Outward appearance is a good indication of the state of health on the inside.
Not only does feeding herbs have the distinct advantage of supporting and nourishing the organ systems and internal tissues. Your horse will gleam externally with health also.
Many herbs are rich in a variety of easily metabolized, food form nutrients which are essential for a healthy coat. For example, Kelp contains no fewer than 25 vitamins and 92 different mineral elements! In addition, it contains a wide variety of amino-acids, which form a minimum of 9-11% of Kelp’s analysis. One word of caution with Kelp though is that it is not suitable for horses which suffer from hyper-thyroidism because of its high iodine content. Although thankfully this condition is extremely rare. Even with normal horses though, you should be cautious not to feed another supplement that is high in iodine when also feeding kelp. Moderation is key, and when used as such, Kelp is perfectly safe and highly beneficial.
Another great herb for coats is Clivers. It’s rich in the hair-strengthening mineral silica and colour enriching copper. Horses which are copper deficient often have a burnt orange tinge to their coats, and the individual hairs themselves are curled and split at the ends. Other copper-rich herbs include Paprika, Kelp, Rosehips and Dandelion.
Fenugreek seed is rich in vitamin E, which promotes healthy skin and shiny hair.
Nettle, Hawthorn and Rosehip are all nutritious and excellent circulatory stimulants. Increased circulation helps because it carries nutrients into peripheral capillaries and delivers them to the growth surface where they are needed. Nettle is a renowned coat conditioner as it has the marvelous ability to bring out beautiful dapples.
Circulatory stimulant herbs also carry away waste products, and so have a supportive role in detoxifying the system. Herbs which have a direct detoxifying effect are the liver (hepatic) and kidney (diuretic) herbs. A dull, yellowish coat and dry, scurfy skin reflects a toxic build-up in the system, because the skin is a secondary excretory organ for toxins. In which case using herbs which support liver and kidneys will bring the gleam back into your horse’s coat, and can help prevent inflammatory skin conditions from eventually developing.
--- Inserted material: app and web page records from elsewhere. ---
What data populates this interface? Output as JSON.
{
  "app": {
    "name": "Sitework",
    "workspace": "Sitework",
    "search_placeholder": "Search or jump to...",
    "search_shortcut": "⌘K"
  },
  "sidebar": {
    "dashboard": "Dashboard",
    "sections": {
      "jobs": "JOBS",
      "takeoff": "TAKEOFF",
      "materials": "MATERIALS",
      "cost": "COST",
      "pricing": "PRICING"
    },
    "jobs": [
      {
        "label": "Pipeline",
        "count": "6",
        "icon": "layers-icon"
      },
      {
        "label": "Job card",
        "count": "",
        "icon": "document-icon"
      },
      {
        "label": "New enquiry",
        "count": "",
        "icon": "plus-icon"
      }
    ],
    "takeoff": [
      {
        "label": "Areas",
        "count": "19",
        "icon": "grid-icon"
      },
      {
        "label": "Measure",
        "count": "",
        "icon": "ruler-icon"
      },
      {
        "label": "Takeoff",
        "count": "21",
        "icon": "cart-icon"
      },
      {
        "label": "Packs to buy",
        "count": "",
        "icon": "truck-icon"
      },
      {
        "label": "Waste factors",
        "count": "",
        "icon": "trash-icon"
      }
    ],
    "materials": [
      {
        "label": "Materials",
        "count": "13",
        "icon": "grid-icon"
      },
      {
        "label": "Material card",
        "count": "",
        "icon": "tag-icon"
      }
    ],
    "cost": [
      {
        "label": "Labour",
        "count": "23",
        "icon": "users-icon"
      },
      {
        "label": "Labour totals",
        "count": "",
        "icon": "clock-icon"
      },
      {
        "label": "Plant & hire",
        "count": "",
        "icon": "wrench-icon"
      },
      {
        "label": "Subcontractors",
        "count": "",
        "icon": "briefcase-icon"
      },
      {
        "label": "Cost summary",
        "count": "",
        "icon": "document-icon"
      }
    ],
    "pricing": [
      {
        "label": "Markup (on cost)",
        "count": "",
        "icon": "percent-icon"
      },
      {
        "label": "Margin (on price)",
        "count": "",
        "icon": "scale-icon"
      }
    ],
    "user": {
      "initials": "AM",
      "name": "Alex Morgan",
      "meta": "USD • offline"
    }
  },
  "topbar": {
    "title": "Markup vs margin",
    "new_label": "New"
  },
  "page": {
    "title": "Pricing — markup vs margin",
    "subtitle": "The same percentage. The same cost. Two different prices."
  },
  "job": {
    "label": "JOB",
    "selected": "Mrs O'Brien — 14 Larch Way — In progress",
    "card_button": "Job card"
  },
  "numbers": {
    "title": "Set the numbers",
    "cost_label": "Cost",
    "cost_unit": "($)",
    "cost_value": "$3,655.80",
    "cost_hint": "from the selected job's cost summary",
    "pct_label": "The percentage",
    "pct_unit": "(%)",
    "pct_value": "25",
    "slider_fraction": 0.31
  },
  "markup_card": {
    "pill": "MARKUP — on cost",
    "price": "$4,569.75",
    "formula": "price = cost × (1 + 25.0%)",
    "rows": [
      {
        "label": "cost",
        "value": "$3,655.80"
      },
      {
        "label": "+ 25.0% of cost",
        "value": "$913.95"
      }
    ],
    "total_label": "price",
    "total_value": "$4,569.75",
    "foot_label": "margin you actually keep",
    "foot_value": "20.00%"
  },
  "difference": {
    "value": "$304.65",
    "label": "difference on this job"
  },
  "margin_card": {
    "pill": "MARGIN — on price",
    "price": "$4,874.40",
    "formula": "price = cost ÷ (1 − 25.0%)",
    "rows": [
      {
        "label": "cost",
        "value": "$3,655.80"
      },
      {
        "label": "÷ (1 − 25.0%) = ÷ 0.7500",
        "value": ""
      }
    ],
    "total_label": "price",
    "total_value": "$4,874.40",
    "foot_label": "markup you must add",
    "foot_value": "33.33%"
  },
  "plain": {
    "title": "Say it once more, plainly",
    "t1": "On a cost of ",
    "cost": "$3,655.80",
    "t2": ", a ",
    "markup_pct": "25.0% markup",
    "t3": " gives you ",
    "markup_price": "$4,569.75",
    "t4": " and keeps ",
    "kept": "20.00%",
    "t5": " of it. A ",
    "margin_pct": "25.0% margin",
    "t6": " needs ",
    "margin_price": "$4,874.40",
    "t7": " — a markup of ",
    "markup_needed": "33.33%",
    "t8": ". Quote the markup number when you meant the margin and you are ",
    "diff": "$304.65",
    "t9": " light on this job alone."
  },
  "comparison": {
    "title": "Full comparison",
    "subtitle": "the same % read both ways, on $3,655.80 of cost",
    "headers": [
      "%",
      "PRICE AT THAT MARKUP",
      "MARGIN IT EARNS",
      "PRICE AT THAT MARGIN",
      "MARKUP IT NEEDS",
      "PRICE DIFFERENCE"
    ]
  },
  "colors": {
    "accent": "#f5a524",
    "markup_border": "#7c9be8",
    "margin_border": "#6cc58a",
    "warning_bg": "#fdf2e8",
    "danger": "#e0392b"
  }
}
The best liver support herb is Milk Thistle seed, as its active constituent silymarin has the ability to heal and regenerate liver cells. Silymarin takes a minimum of 6-8 weeks to begin to regenerate liver cells, so it ideally should be used for 12 weeks. Only the seeds of the Milk Thistle plant contain silymarin, and these must be milled to a powder because the tough outer shell of the seed is virtually indigestible. Expect to see a lustre in your horse’s coat after 6 weeks on Milk Thistle seed, and after 12 weeks your horse’s coat should be gleaming!
Milk Thistle is great to use as a once or twice annual detox (for 8 – 12 weeks each time) for most horses, especially for those working hard, or those living in close proximity to conventional vineyards and orchards using inorganic herbicides and pesticides.When you supplement Milk Thistle seed, you should co-supplemented with the diuretic herb Dandelion. They support and enhance each other’s efficacy. Nettle also combines well with these herbs, as it is a blood-cleanser. Honeyvale Herbs Liver & Blood Tonic contains these herbs in ideal proportions. Other cleansing herbs include those rich in sulphur, such as Garlic and Echinacea, and these sulphur rich herbs also help prevent bacterial skin infections.
Other common-sense approaches to dealing with a dull coat is a healthy diet which includes the right proportions of nutrients, especially omega 3 fats, and providing free access to a good quality salt – preferably natural sea salt). Also, ensure your horse is not carrying a worm burden. There are many herbs which have excellent vermifuge and vermicidal properties, our Herbal Dewormer blend is useful for including in a worm control routine as a chemical free alternative.
Shampoo your horse’s coat as little as possible, as this removes natural protective oils from your horse’s coat which protect the hair shaft from environmental damage. Also, if your horse has sweated up during work and dried off with the salt still in his coat, the remaining salt can cause sunburnt patches of hair. This is frequently seen as a dull yellow patch of hair under the saddle area only. You can avoid this when you sponge or hose the saddle area before the sweat has dried. Most horses enjoy a cooling hose-down on a hot summer’s day anyway